Try it. Below are the records; locate each line with the word "JSON" and copy it.

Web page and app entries

---*---

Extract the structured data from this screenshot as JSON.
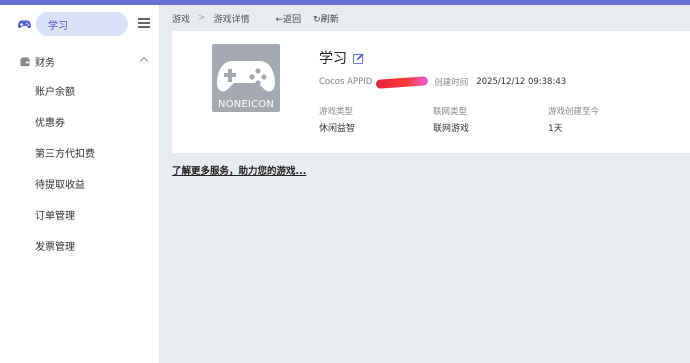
{
  "app_switcher": {
    "label": "学习"
  },
  "sidebar": {
    "section_label": "财务",
    "items": [
      {
        "label": "账户余额"
      },
      {
        "label": "优惠券"
      },
      {
        "label": "第三方代扣费"
      },
      {
        "label": "待提取收益"
      },
      {
        "label": "订单管理"
      },
      {
        "label": "发票管理"
      }
    ]
  },
  "breadcrumb": {
    "root": "游戏",
    "separator": ">",
    "current": "游戏详情"
  },
  "actions": {
    "back_label": "返回",
    "refresh_label": "刷新"
  },
  "game": {
    "thumbnail_text": "NONEICON",
    "name": "学习",
    "appid_label": "Cocos APPID",
    "created_label": "创建时间",
    "created_value": "2025/12/12 09:38:43",
    "stats": [
      {
        "label": "游戏类型",
        "value": "休闲益智"
      },
      {
        "label": "联网类型",
        "value": "联网游戏"
      },
      {
        "label": "游戏创建至今",
        "value": "1天"
      }
    ]
  },
  "more_link": "了解更多服务，助力您的游戏..."
}
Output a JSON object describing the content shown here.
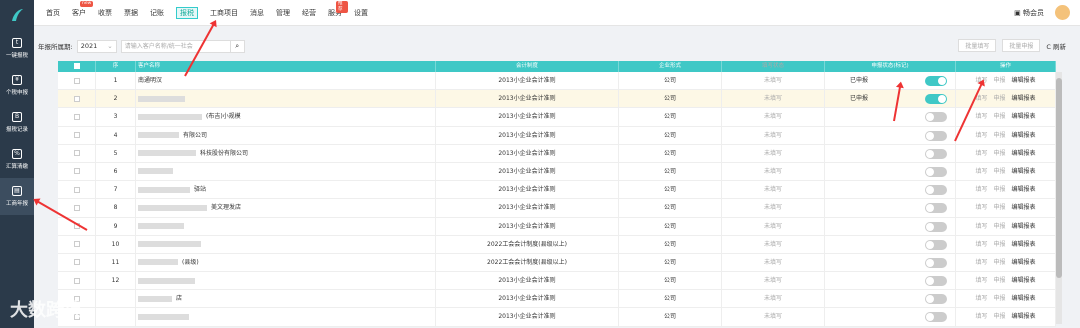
{
  "sidebar": {
    "items": [
      {
        "label": "一键报税",
        "icon": "t"
      },
      {
        "label": "个税申报",
        "icon": "¥"
      },
      {
        "label": "报税记录",
        "icon": "B"
      },
      {
        "label": "汇算清缴",
        "icon": "%"
      },
      {
        "label": "工商年报",
        "icon": "▤"
      }
    ]
  },
  "nav": {
    "items": [
      "首页",
      "客户",
      "收票",
      "票据",
      "记账",
      "报税",
      "工商项目",
      "消息",
      "管理",
      "经营",
      "服务",
      "设置"
    ],
    "badges": {
      "客户": "new",
      "服务": "推荐"
    },
    "active": "报税"
  },
  "member": "畅会员",
  "toolbar": {
    "period_label": "年报所属期:",
    "year": "2021",
    "search_placeholder": "请输入客户名称/统一社会",
    "btn1": "批量填写",
    "btn2": "批量申报",
    "refresh": "C 刷新"
  },
  "table": {
    "headers": [
      "",
      "序",
      "客户名称",
      "会计制度",
      "企业形式",
      "填写状态",
      "申报状态(标记)",
      "操作"
    ],
    "rows": [
      {
        "no": "1",
        "name": "南通明汉",
        "sys": "2013小企业会计准则",
        "form": "公司",
        "fill": "未填写",
        "status": "已申报",
        "on": true
      },
      {
        "no": "2",
        "name": "",
        "sys": "2013小企业会计准则",
        "form": "公司",
        "fill": "未填写",
        "status": "已申报",
        "on": true
      },
      {
        "no": "3",
        "name": "(布吉)小规模",
        "sys": "2013小企业会计准则",
        "form": "公司",
        "fill": "未填写",
        "status": "",
        "on": false
      },
      {
        "no": "4",
        "name": "有限公司",
        "sys": "2013小企业会计准则",
        "form": "公司",
        "fill": "未填写",
        "status": "",
        "on": false
      },
      {
        "no": "5",
        "name": "科技股份有限公司",
        "sys": "2013小企业会计准则",
        "form": "公司",
        "fill": "未填写",
        "status": "",
        "on": false
      },
      {
        "no": "6",
        "name": "",
        "sys": "2013小企业会计准则",
        "form": "公司",
        "fill": "未填写",
        "status": "",
        "on": false
      },
      {
        "no": "7",
        "name": "驿站",
        "sys": "2013小企业会计准则",
        "form": "公司",
        "fill": "未填写",
        "status": "",
        "on": false
      },
      {
        "no": "8",
        "name": "美文理发店",
        "sys": "2013小企业会计准则",
        "form": "公司",
        "fill": "未填写",
        "status": "",
        "on": false
      },
      {
        "no": "9",
        "name": "",
        "sys": "2013小企业会计准则",
        "form": "公司",
        "fill": "未填写",
        "status": "",
        "on": false
      },
      {
        "no": "10",
        "name": "",
        "sys": "2022工会会计制度(县级以上)",
        "form": "公司",
        "fill": "未填写",
        "status": "",
        "on": false
      },
      {
        "no": "11",
        "name": "(县级)",
        "sys": "2022工会会计制度(县级以上)",
        "form": "公司",
        "fill": "未填写",
        "status": "",
        "on": false
      },
      {
        "no": "12",
        "name": "",
        "sys": "2013小企业会计准则",
        "form": "公司",
        "fill": "未填写",
        "status": "",
        "on": false
      },
      {
        "no": "",
        "name": "店",
        "sys": "2013小企业会计准则",
        "form": "公司",
        "fill": "未填写",
        "status": "",
        "on": false
      },
      {
        "no": "",
        "name": "",
        "sys": "2013小企业会计准则",
        "form": "公司",
        "fill": "未填写",
        "status": "",
        "on": false
      }
    ],
    "ops": [
      "填写",
      "申报",
      "编辑报表"
    ]
  },
  "watermark": "大数跨境"
}
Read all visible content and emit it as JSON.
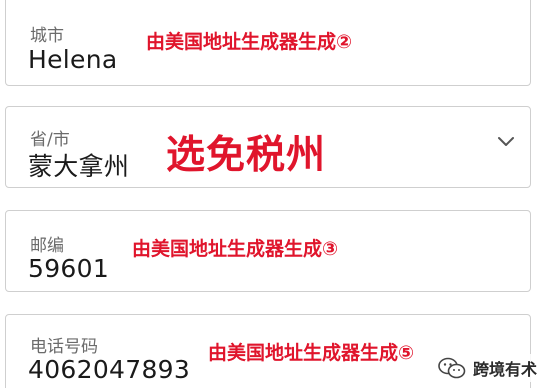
{
  "city": {
    "label": "城市",
    "value": "Helena",
    "annotation": "由美国地址生成器生成②"
  },
  "state": {
    "label": "省/市",
    "value": "蒙大拿州",
    "annotation": "选免税州",
    "dropdown_icon": "chevron-down-icon"
  },
  "zip": {
    "label": "邮编",
    "value": "59601",
    "annotation": "由美国地址生成器生成③"
  },
  "phone": {
    "label": "电话号码",
    "value": "4062047893",
    "annotation": "由美国地址生成器生成⑤"
  },
  "watermark": {
    "icon": "wechat-icon",
    "text": "跨境有术"
  },
  "colors": {
    "annotation": "#e0152c",
    "border": "#cfcfcf",
    "label": "#6b6b6b",
    "value": "#1a1a1a"
  }
}
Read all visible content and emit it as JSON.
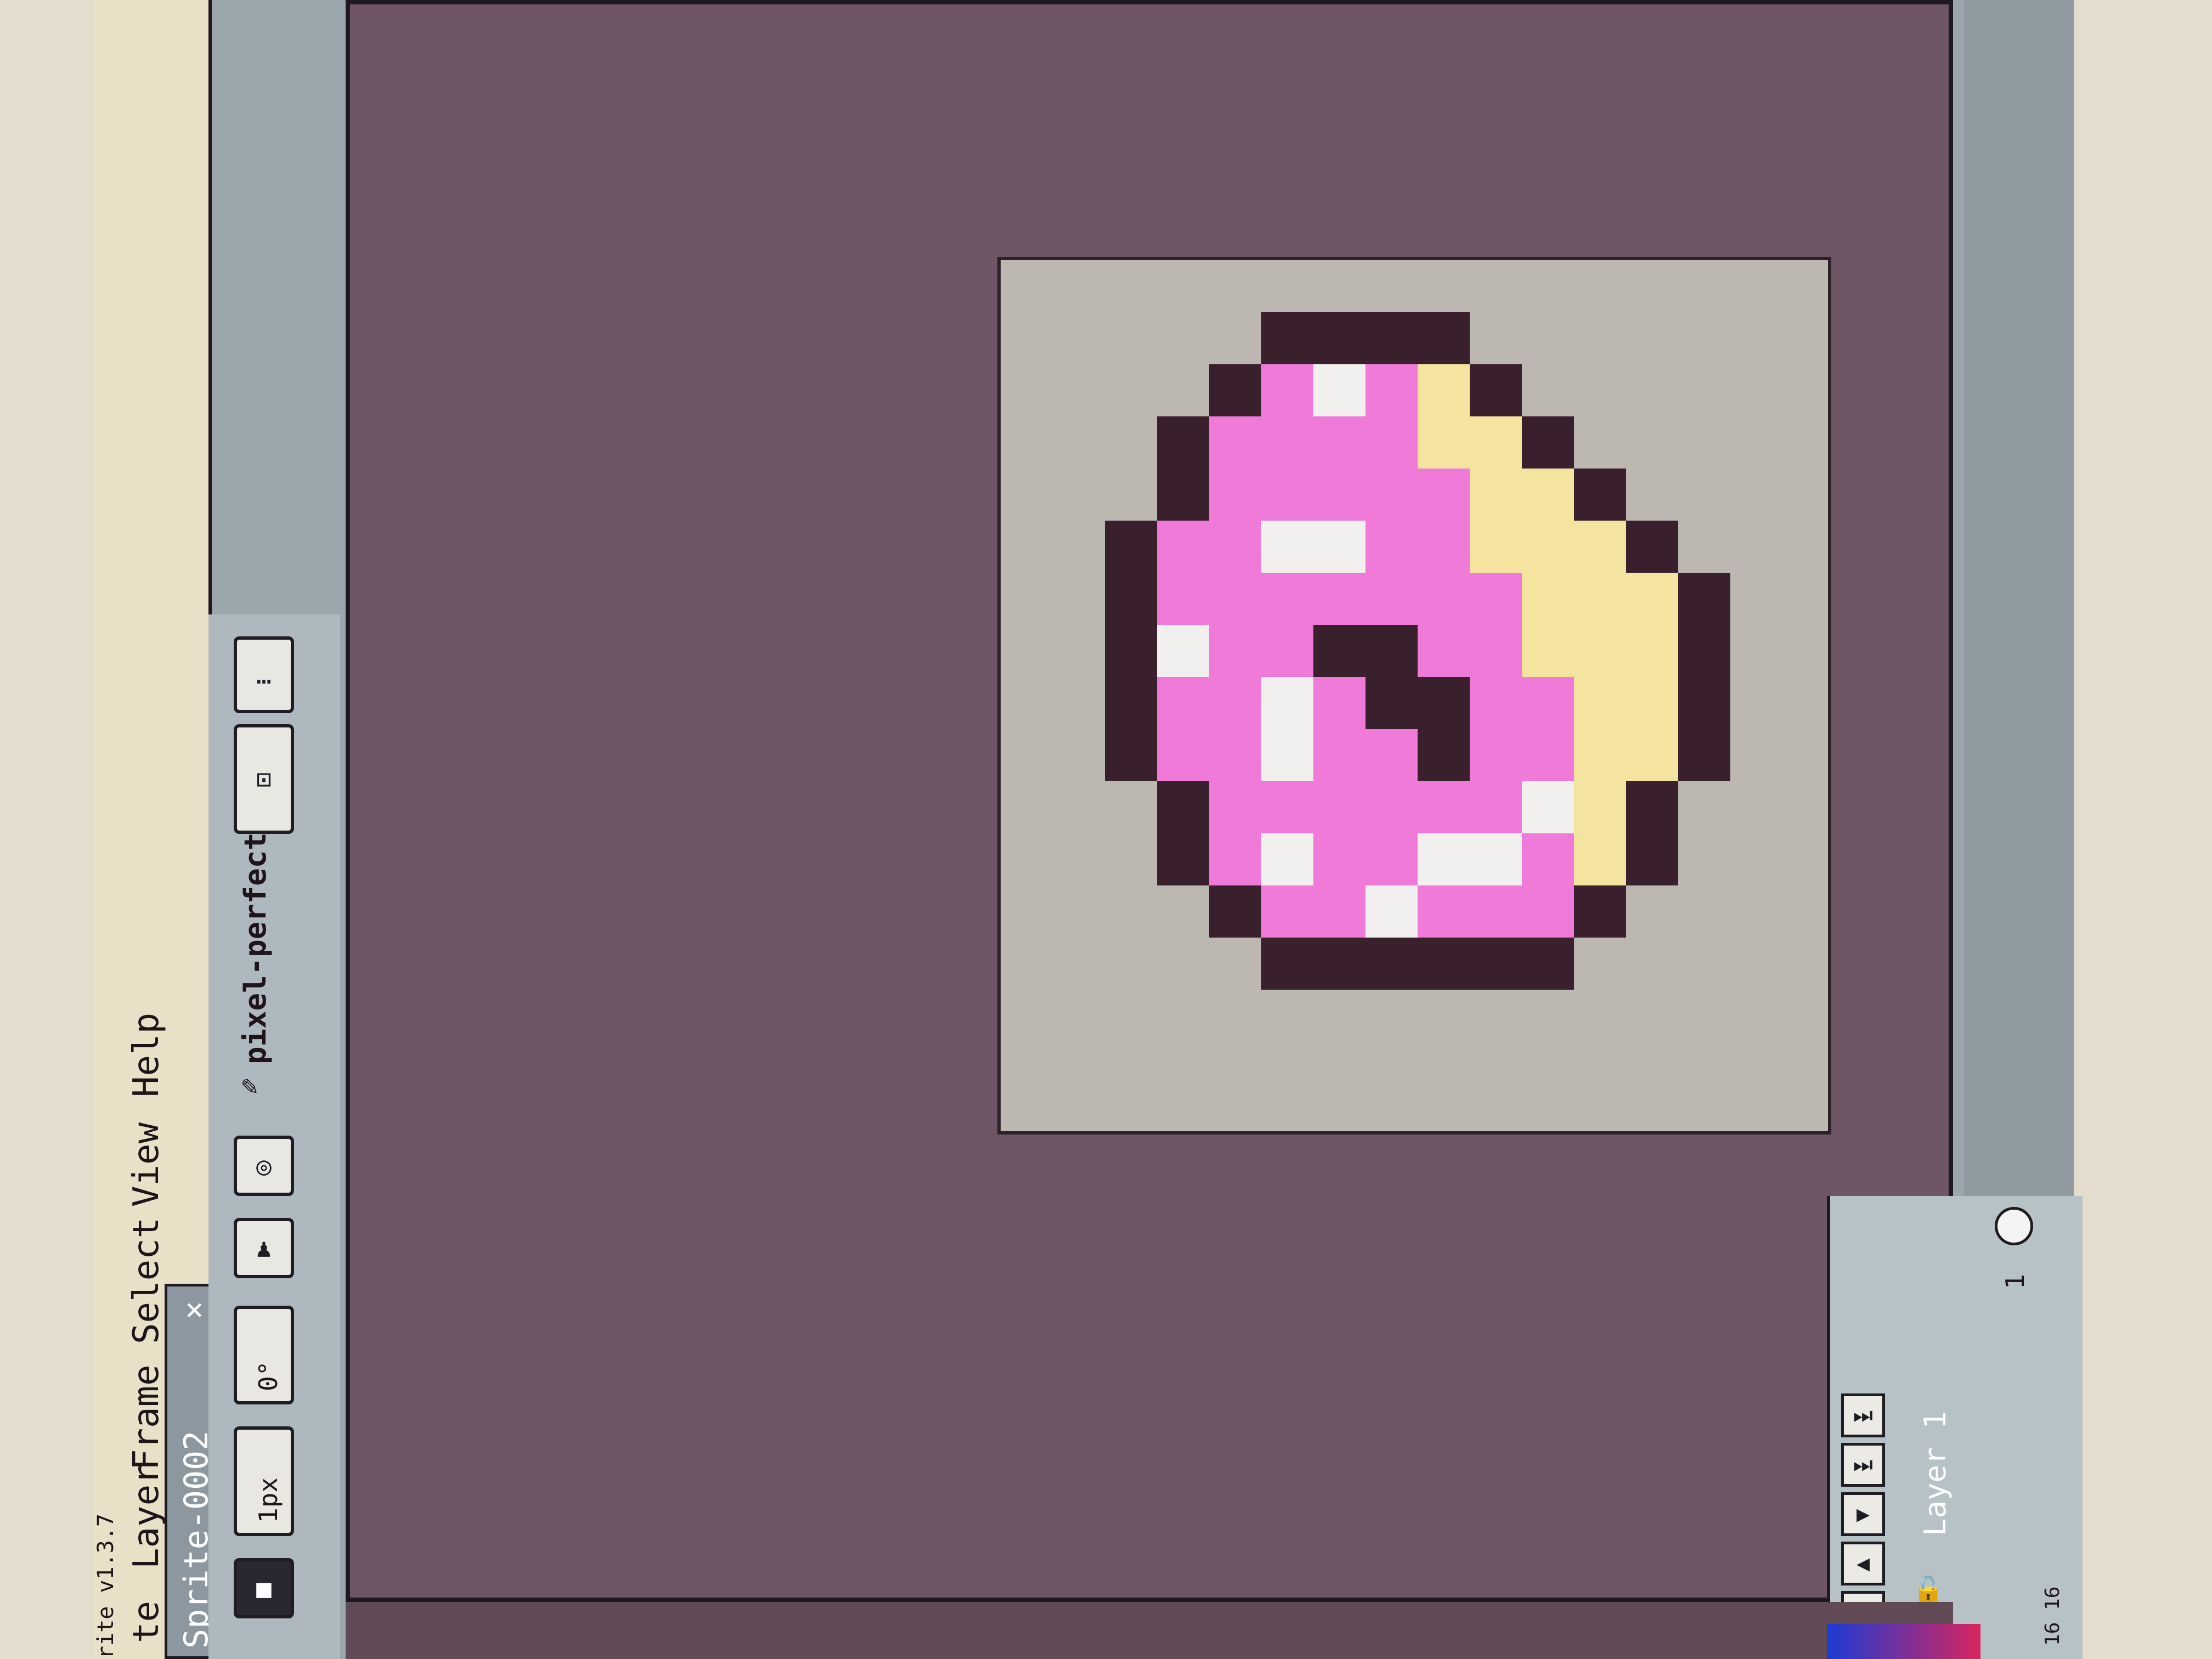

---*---

Exercise result.
Extract the structured data from this screenshot as JSON.
Output a JSON object describing the content shown here.
Read all visible content and emit it as JSON.
Read all visible content and emit it as JSON.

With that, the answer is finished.